# The problem:
Each entry below should be written out exactly as it is, with no pictures.

** Task data follows **

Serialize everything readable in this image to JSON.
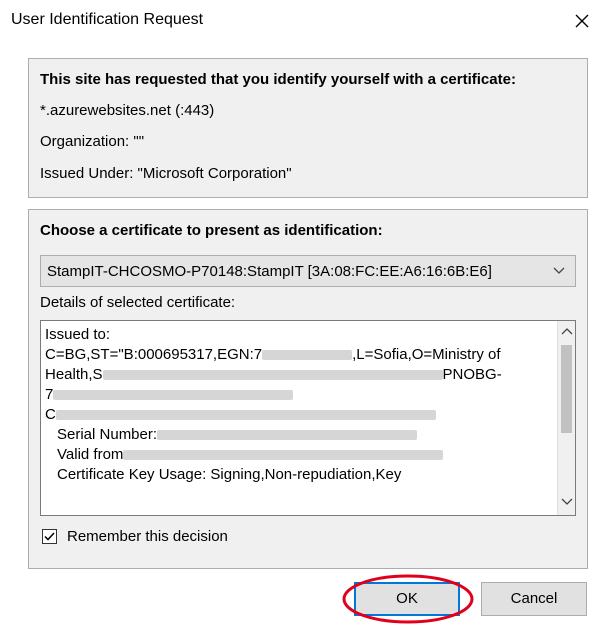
{
  "window": {
    "title": "User Identification Request"
  },
  "site_info": {
    "heading": "This site has requested that you identify yourself with a certificate:",
    "host": "*.azurewebsites.net (:443)",
    "organization": "Organization: \"\"",
    "issued_under": "Issued Under: \"Microsoft Corporation\""
  },
  "certificate": {
    "choose_label": "Choose a certificate to present as identification:",
    "selected": "StampIT-CHCOSMO-P70148:StampIT [3A:08:FC:EE:A6:16:6B:E6]",
    "details_label": "Details of selected certificate:",
    "details": {
      "issued_to": "Issued to:",
      "line1_prefix": "C=BG,ST=\"B:000695317,EGN:7",
      "line1_suffix": ",L=Sofia,O=Ministry of",
      "line2_prefix": "Health,S",
      "line2_suffix": "PNOBG-",
      "line3_prefix": "7",
      "line4_prefix": "C",
      "line5_prefix": "Serial Number:",
      "line6_prefix": "Valid from",
      "line7": "Certificate Key Usage: Signing,Non-repudiation,Key"
    }
  },
  "remember": {
    "label": "Remember this decision",
    "checked": true
  },
  "buttons": {
    "ok": "OK",
    "cancel": "Cancel"
  },
  "colors": {
    "panel_bg": "#f0f0f0",
    "focus_border": "#0078d7",
    "annotation_red": "#e0001b"
  }
}
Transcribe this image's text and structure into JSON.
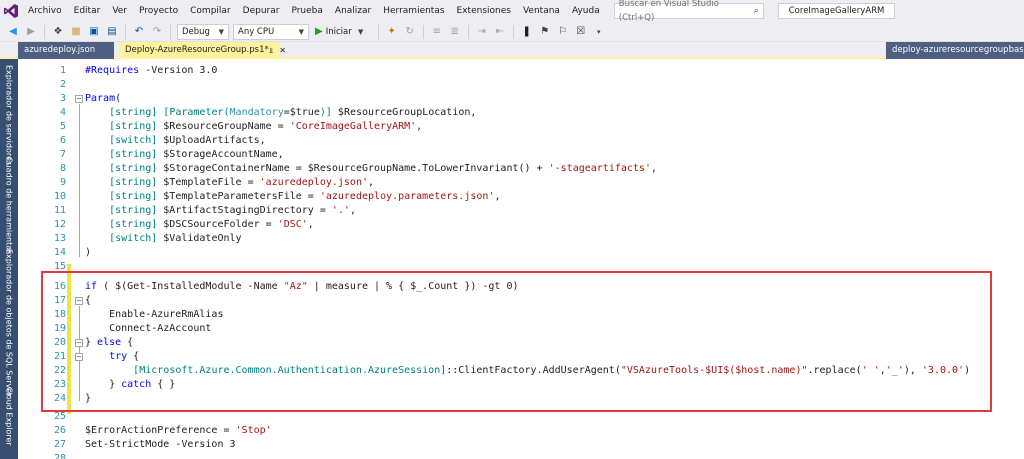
{
  "menubar": {
    "items": [
      "Archivo",
      "Editar",
      "Ver",
      "Proyecto",
      "Compilar",
      "Depurar",
      "Prueba",
      "Analizar",
      "Herramientas",
      "Extensiones",
      "Ventana",
      "Ayuda"
    ],
    "search_placeholder": "Buscar en Visual Studio (Ctrl+Q)",
    "solution_name": "CoreImageGalleryARM"
  },
  "toolbar": {
    "config": "Debug",
    "platform": "Any CPU",
    "run_label": "Iniciar"
  },
  "tabs": {
    "left": "azuredeploy.json",
    "active": "Deploy-AzureResourceGroup.ps1*",
    "right": "deploy-azureresourcegroupbashcli.sh"
  },
  "side_panels": [
    "Explorador de servidores",
    "Cuadro de herramientas",
    "Explorador de objetos de SQL Server",
    "Cloud Explorer"
  ],
  "colors": {
    "accent_tab": "#fff29d",
    "side_strip": "#364e6f",
    "highlight": "#e0393e"
  },
  "code": {
    "lines": [
      {
        "n": "1",
        "text": "#Requires -Version 3.0"
      },
      {
        "n": "2",
        "text": ""
      },
      {
        "n": "3",
        "text": "Param("
      },
      {
        "n": "4",
        "text": "    [string] [Parameter(Mandatory=$true)] $ResourceGroupLocation,"
      },
      {
        "n": "5",
        "text": "    [string] $ResourceGroupName = 'CoreImageGalleryARM',"
      },
      {
        "n": "6",
        "text": "    [switch] $UploadArtifacts,"
      },
      {
        "n": "7",
        "text": "    [string] $StorageAccountName,"
      },
      {
        "n": "8",
        "text": "    [string] $StorageContainerName = $ResourceGroupName.ToLowerInvariant() + '-stageartifacts',"
      },
      {
        "n": "9",
        "text": "    [string] $TemplateFile = 'azuredeploy.json',"
      },
      {
        "n": "10",
        "text": "    [string] $TemplateParametersFile = 'azuredeploy.parameters.json',"
      },
      {
        "n": "11",
        "text": "    [string] $ArtifactStagingDirectory = '.',"
      },
      {
        "n": "12",
        "text": "    [string] $DSCSourceFolder = 'DSC',"
      },
      {
        "n": "13",
        "text": "    [switch] $ValidateOnly"
      },
      {
        "n": "14",
        "text": ")"
      },
      {
        "n": "15",
        "text": ""
      },
      {
        "n": "16",
        "text": "if ( $(Get-InstalledModule -Name \"Az\" | measure | % { $_.Count }) -gt 0)"
      },
      {
        "n": "17",
        "text": "{"
      },
      {
        "n": "18",
        "text": "    Enable-AzureRmAlias"
      },
      {
        "n": "19",
        "text": "    Connect-AzAccount"
      },
      {
        "n": "20",
        "text": "} else {"
      },
      {
        "n": "21",
        "text": "    try {"
      },
      {
        "n": "22",
        "text": "        [Microsoft.Azure.Common.Authentication.AzureSession]::ClientFactory.AddUserAgent(\"VSAzureTools-$UI$($host.name)\".replace(' ','_'), '3.0.0')"
      },
      {
        "n": "23",
        "text": "    } catch { }"
      },
      {
        "n": "24",
        "text": "}"
      },
      {
        "n": "25",
        "text": ""
      },
      {
        "n": "26",
        "text": "$ErrorActionPreference = 'Stop'"
      },
      {
        "n": "27",
        "text": "Set-StrictMode -Version 3"
      },
      {
        "n": "28",
        "text": ""
      }
    ]
  }
}
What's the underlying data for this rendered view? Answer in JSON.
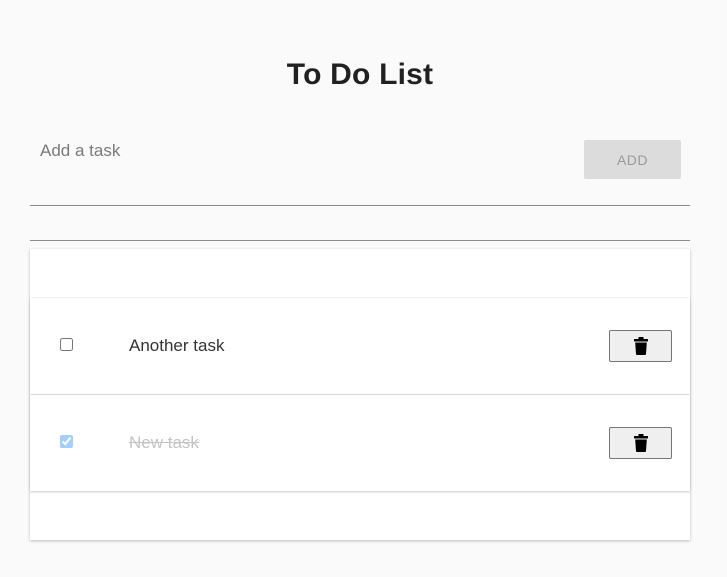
{
  "header": {
    "title": "To Do List"
  },
  "new_task": {
    "placeholder": "Add a task",
    "value": "",
    "add_label": "ADD"
  },
  "tasks": [
    {
      "label": "Another task",
      "completed": false,
      "delete_icon": "trash-icon"
    },
    {
      "label": "New task",
      "completed": true,
      "delete_icon": "trash-icon"
    }
  ],
  "colors": {
    "background": "#fafafa",
    "card": "#ffffff",
    "title_text": "#212121",
    "completed_text": "#c4c4c4",
    "add_button_bg": "#dcdcdc"
  }
}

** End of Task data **

# Answer space:
Serialize everything readable in this image to JSON.
{
  "window": {
    "title": "User Identification Request"
  },
  "site_info": {
    "heading": "This site has requested that you identify yourself with a certificate:",
    "host": "*.azurewebsites.net (:443)",
    "organization": "Organization: \"\"",
    "issued_under": "Issued Under: \"Microsoft Corporation\""
  },
  "certificate": {
    "choose_label": "Choose a certificate to present as identification:",
    "selected": "StampIT-CHCOSMO-P70148:StampIT [3A:08:FC:EE:A6:16:6B:E6]",
    "details_label": "Details of selected certificate:",
    "details": {
      "issued_to": "Issued to:",
      "line1_prefix": "C=BG,ST=\"B:000695317,EGN:7",
      "line1_suffix": ",L=Sofia,O=Ministry of",
      "line2_prefix": "Health,S",
      "line2_suffix": "PNOBG-",
      "line3_prefix": "7",
      "line4_prefix": "C",
      "line5_prefix": "Serial Number:",
      "line6_prefix": "Valid from",
      "line7": "Certificate Key Usage: Signing,Non-repudiation,Key"
    }
  },
  "remember": {
    "label": "Remember this decision",
    "checked": true
  },
  "buttons": {
    "ok": "OK",
    "cancel": "Cancel"
  },
  "colors": {
    "panel_bg": "#f0f0f0",
    "focus_border": "#0078d7",
    "annotation_red": "#e0001b"
  }
}
Transcribe this image's text and structure into JSON.
{
  "menubar": {
    "items": [
      "Archivo",
      "Editar",
      "Ver",
      "Proyecto",
      "Compilar",
      "Depurar",
      "Prueba",
      "Analizar",
      "Herramientas",
      "Extensiones",
      "Ventana",
      "Ayuda"
    ],
    "search_placeholder": "Buscar en Visual Studio (Ctrl+Q)",
    "solution_name": "CoreImageGalleryARM"
  },
  "toolbar": {
    "config": "Debug",
    "platform": "Any CPU",
    "run_label": "Iniciar"
  },
  "tabs": {
    "left": "azuredeploy.json",
    "active": "Deploy-AzureResourceGroup.ps1*",
    "right": "deploy-azureresourcegroupbashcli.sh"
  },
  "side_panels": [
    "Explorador de servidores",
    "Cuadro de herramientas",
    "Explorador de objetos de SQL Server",
    "Cloud Explorer"
  ],
  "colors": {
    "accent_tab": "#fff29d",
    "side_strip": "#364e6f",
    "highlight": "#e0393e"
  },
  "code": {
    "lines": [
      {
        "n": "1",
        "text": "#Requires -Version 3.0"
      },
      {
        "n": "2",
        "text": ""
      },
      {
        "n": "3",
        "text": "Param("
      },
      {
        "n": "4",
        "text": "    [string] [Parameter(Mandatory=$true)] $ResourceGroupLocation,"
      },
      {
        "n": "5",
        "text": "    [string] $ResourceGroupName = 'CoreImageGalleryARM',"
      },
      {
        "n": "6",
        "text": "    [switch] $UploadArtifacts,"
      },
      {
        "n": "7",
        "text": "    [string] $StorageAccountName,"
      },
      {
        "n": "8",
        "text": "    [string] $StorageContainerName = $ResourceGroupName.ToLowerInvariant() + '-stageartifacts',"
      },
      {
        "n": "9",
        "text": "    [string] $TemplateFile = 'azuredeploy.json',"
      },
      {
        "n": "10",
        "text": "    [string] $TemplateParametersFile = 'azuredeploy.parameters.json',"
      },
      {
        "n": "11",
        "text": "    [string] $ArtifactStagingDirectory = '.',"
      },
      {
        "n": "12",
        "text": "    [string] $DSCSourceFolder = 'DSC',"
      },
      {
        "n": "13",
        "text": "    [switch] $ValidateOnly"
      },
      {
        "n": "14",
        "text": ")"
      },
      {
        "n": "15",
        "text": ""
      },
      {
        "n": "16",
        "text": "if ( $(Get-InstalledModule -Name \"Az\" | measure | % { $_.Count }) -gt 0)"
      },
      {
        "n": "17",
        "text": "{"
      },
      {
        "n": "18",
        "text": "    Enable-AzureRmAlias"
      },
      {
        "n": "19",
        "text": "    Connect-AzAccount"
      },
      {
        "n": "20",
        "text": "} else {"
      },
      {
        "n": "21",
        "text": "    try {"
      },
      {
        "n": "22",
        "text": "        [Microsoft.Azure.Common.Authentication.AzureSession]::ClientFactory.AddUserAgent(\"VSAzureTools-$UI$($host.name)\".replace(' ','_'), '3.0.0')"
      },
      {
        "n": "23",
        "text": "    } catch { }"
      },
      {
        "n": "24",
        "text": "}"
      },
      {
        "n": "25",
        "text": ""
      },
      {
        "n": "26",
        "text": "$ErrorActionPreference = 'Stop'"
      },
      {
        "n": "27",
        "text": "Set-StrictMode -Version 3"
      },
      {
        "n": "28",
        "text": ""
      }
    ]
  }
}
What's the underlying data for this rendered view? Answer in JSON.
{
  "header": {
    "title": "To Do List"
  },
  "new_task": {
    "placeholder": "Add a task",
    "value": "",
    "add_label": "ADD"
  },
  "tasks": [
    {
      "label": "Another task",
      "completed": false,
      "delete_icon": "trash-icon"
    },
    {
      "label": "New task",
      "completed": true,
      "delete_icon": "trash-icon"
    }
  ],
  "colors": {
    "background": "#fafafa",
    "card": "#ffffff",
    "title_text": "#212121",
    "completed_text": "#c4c4c4",
    "add_button_bg": "#dcdcdc"
  }
}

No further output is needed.